■ **TASK GOAL**: Pick out each line in these entries that contains the string "accent".

■ **DATASET EXTRACT**:

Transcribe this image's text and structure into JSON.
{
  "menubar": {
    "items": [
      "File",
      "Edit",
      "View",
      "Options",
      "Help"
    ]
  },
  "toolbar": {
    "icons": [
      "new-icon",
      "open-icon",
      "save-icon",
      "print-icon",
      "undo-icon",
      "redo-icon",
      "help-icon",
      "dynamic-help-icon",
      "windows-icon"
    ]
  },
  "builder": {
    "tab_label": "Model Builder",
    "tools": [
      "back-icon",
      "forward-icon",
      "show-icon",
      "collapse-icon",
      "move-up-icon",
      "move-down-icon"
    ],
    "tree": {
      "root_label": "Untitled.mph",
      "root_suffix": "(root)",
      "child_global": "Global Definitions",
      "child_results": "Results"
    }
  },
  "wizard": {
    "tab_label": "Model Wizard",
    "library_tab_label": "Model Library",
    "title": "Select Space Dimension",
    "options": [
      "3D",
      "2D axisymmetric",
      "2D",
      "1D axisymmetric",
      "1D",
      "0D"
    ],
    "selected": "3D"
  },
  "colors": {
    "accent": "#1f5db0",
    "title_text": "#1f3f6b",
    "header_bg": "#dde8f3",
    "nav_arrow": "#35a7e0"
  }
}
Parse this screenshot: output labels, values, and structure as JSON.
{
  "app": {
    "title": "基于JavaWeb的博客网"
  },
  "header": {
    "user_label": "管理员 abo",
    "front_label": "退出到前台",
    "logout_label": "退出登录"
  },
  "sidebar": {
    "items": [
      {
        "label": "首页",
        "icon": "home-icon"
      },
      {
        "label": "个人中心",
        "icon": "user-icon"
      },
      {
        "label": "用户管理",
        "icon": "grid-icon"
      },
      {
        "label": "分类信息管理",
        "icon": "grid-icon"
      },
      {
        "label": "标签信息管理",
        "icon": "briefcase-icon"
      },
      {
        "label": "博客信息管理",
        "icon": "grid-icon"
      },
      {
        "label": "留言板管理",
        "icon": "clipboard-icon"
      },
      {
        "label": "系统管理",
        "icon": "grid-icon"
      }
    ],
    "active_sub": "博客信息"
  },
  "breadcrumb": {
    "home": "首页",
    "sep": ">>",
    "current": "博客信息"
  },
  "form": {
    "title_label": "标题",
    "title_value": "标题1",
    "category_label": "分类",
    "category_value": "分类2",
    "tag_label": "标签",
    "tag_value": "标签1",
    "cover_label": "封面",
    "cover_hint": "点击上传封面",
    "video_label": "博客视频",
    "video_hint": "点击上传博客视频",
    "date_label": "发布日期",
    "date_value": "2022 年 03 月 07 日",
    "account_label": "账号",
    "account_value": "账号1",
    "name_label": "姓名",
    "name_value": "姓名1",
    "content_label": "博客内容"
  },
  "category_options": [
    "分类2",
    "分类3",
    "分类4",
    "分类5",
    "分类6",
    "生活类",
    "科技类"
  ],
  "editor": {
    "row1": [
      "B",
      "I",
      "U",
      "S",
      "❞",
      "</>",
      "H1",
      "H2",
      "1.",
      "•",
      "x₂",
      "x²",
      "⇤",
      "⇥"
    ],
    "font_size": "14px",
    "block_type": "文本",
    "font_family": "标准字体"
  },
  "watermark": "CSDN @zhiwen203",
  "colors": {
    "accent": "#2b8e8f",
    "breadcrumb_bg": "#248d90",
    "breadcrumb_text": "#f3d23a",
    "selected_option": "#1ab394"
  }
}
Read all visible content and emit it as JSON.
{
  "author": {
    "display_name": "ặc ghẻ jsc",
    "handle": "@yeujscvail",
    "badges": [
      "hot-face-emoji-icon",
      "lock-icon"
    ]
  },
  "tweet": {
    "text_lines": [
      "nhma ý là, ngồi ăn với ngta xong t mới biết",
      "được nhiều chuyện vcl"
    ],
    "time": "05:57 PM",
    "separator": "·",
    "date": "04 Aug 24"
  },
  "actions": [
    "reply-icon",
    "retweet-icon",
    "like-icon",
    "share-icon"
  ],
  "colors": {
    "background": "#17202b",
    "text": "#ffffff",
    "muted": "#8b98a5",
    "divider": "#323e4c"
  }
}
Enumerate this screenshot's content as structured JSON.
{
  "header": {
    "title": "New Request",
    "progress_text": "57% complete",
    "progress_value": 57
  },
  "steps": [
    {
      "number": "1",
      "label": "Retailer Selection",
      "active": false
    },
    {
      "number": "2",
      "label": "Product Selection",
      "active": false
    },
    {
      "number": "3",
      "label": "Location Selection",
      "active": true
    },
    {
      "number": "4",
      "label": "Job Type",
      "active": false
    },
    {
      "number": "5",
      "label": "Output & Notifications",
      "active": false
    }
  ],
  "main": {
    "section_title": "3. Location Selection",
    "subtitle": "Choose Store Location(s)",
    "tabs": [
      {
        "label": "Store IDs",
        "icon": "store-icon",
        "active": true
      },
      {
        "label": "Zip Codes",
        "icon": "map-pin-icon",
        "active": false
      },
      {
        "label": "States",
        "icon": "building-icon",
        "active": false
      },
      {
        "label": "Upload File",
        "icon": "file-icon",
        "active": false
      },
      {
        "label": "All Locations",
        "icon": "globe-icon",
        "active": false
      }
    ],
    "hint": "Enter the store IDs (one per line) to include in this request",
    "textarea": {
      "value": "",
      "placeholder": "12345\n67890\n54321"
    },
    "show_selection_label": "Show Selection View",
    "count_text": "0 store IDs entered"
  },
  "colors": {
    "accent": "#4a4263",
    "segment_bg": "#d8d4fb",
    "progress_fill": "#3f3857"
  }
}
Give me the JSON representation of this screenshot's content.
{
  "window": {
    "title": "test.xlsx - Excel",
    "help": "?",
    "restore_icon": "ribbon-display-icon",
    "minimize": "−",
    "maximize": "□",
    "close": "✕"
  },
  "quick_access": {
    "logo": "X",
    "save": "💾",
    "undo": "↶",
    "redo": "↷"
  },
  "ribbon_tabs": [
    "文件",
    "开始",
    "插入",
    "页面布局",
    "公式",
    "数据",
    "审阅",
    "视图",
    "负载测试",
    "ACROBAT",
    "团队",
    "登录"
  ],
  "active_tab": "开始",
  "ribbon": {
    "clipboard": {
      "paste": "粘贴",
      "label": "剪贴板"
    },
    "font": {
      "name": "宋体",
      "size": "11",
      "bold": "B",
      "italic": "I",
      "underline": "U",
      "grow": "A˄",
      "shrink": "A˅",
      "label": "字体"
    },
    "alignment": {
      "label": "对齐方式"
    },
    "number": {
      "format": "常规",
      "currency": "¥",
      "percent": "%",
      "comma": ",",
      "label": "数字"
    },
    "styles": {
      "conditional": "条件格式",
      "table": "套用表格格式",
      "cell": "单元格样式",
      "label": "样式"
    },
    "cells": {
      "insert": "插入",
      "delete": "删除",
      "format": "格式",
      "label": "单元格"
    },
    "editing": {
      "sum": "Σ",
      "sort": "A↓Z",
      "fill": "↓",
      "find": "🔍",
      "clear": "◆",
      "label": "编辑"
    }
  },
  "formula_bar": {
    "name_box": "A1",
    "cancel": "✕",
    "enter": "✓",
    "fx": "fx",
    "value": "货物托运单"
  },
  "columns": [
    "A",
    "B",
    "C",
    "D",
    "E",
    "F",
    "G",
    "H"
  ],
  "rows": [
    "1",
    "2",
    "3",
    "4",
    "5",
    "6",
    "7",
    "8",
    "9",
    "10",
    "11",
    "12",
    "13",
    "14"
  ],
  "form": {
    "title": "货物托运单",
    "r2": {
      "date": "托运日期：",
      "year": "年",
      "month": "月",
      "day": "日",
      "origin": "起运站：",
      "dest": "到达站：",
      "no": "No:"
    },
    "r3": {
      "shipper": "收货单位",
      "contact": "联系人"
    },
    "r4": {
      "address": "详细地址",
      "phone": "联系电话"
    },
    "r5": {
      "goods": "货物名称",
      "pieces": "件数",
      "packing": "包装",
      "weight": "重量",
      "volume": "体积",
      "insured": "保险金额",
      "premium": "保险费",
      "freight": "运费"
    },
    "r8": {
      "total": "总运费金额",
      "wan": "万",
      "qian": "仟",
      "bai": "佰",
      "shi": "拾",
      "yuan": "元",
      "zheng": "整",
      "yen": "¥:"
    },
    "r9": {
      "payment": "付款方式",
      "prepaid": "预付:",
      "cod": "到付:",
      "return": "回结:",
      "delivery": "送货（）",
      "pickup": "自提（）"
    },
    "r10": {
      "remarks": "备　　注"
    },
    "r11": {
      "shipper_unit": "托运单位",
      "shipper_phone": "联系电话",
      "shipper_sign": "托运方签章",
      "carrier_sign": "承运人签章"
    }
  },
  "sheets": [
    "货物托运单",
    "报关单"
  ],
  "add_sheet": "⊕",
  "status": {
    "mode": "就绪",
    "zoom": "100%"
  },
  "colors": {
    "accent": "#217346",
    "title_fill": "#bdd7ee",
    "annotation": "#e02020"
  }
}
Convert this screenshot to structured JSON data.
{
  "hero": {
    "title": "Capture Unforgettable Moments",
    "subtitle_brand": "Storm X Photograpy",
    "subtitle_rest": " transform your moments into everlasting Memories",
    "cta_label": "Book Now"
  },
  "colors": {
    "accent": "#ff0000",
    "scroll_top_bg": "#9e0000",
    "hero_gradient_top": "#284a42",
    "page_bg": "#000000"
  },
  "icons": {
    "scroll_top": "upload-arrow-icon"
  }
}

■ **REPLY TO THE TASK**:
    "accent": "#1f5db0",
    "accent": "#2b8e8f",
    "accent": "#4a4263",
    "accent": "#217346",
    "accent": "#ff0000",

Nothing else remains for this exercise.